What is expected: Look through the lines below, find those with the word "date", and copy them.

>>>

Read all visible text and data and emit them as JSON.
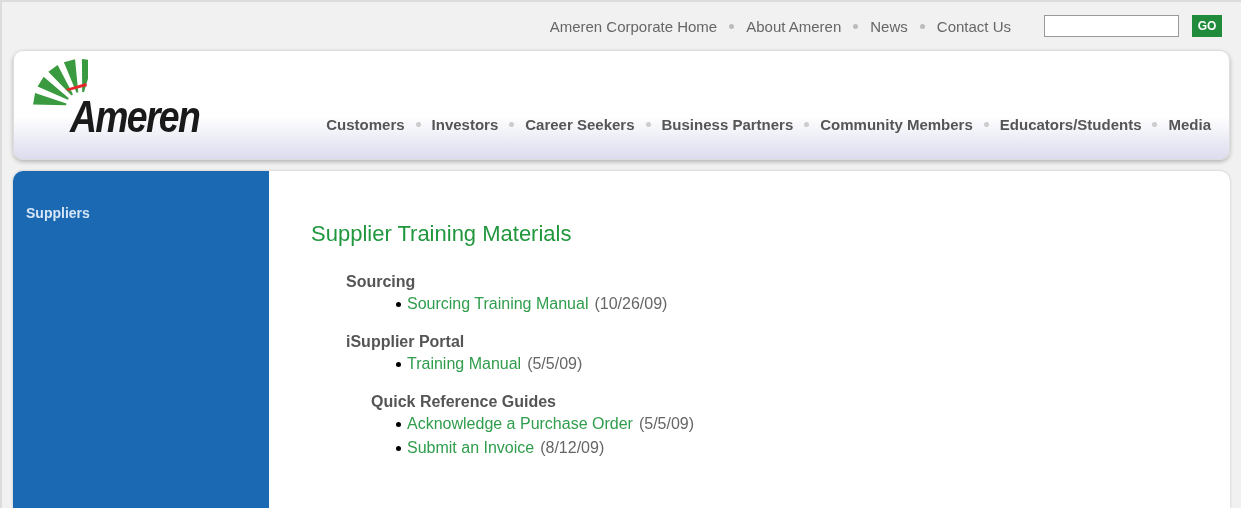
{
  "utility_nav": [
    "Ameren Corporate Home",
    "About Ameren",
    "News",
    "Contact Us"
  ],
  "search": {
    "button": "GO"
  },
  "logo": {
    "text": "Ameren"
  },
  "main_nav": [
    "Customers",
    "Investors",
    "Career Seekers",
    "Business Partners",
    "Community Members",
    "Educators/Students",
    "Media"
  ],
  "sidebar": {
    "items": [
      {
        "label": "Suppliers"
      }
    ]
  },
  "content": {
    "title": "Supplier Training Materials",
    "sections": [
      {
        "kind": "section",
        "heading": "Sourcing",
        "items": [
          {
            "link": "Sourcing Training Manual",
            "date": "(10/26/09)"
          }
        ]
      },
      {
        "kind": "section",
        "heading": "iSupplier Portal",
        "items": [
          {
            "link": "Training Manual",
            "date": "(5/5/09)"
          }
        ]
      },
      {
        "kind": "subsection",
        "heading": "Quick Reference Guides",
        "items": [
          {
            "link": "Acknowledge a Purchase Order",
            "date": "(5/5/09)"
          },
          {
            "link": "Submit an Invoice",
            "date": "(8/12/09)"
          }
        ]
      }
    ]
  }
}
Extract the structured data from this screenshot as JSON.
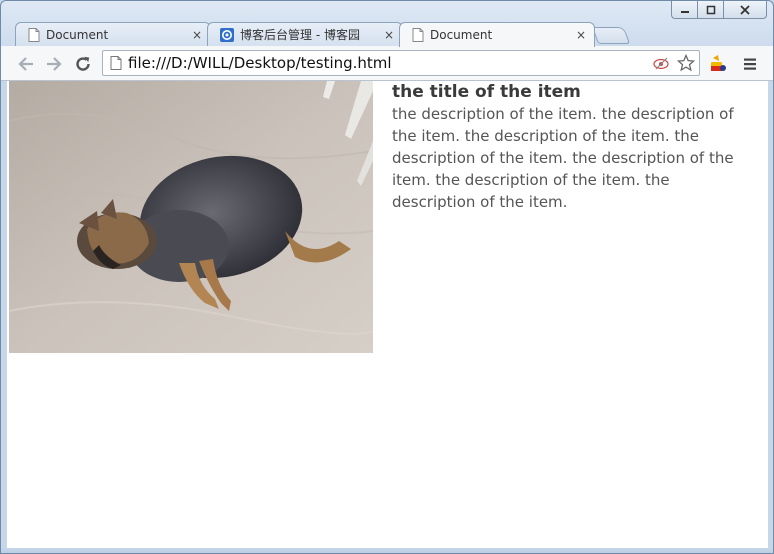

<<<

Response:
            "date": "(10/26/09)"
            "date": "(5/5/09)"
            "date": "(5/5/09)"
            "date": "(8/12/09)"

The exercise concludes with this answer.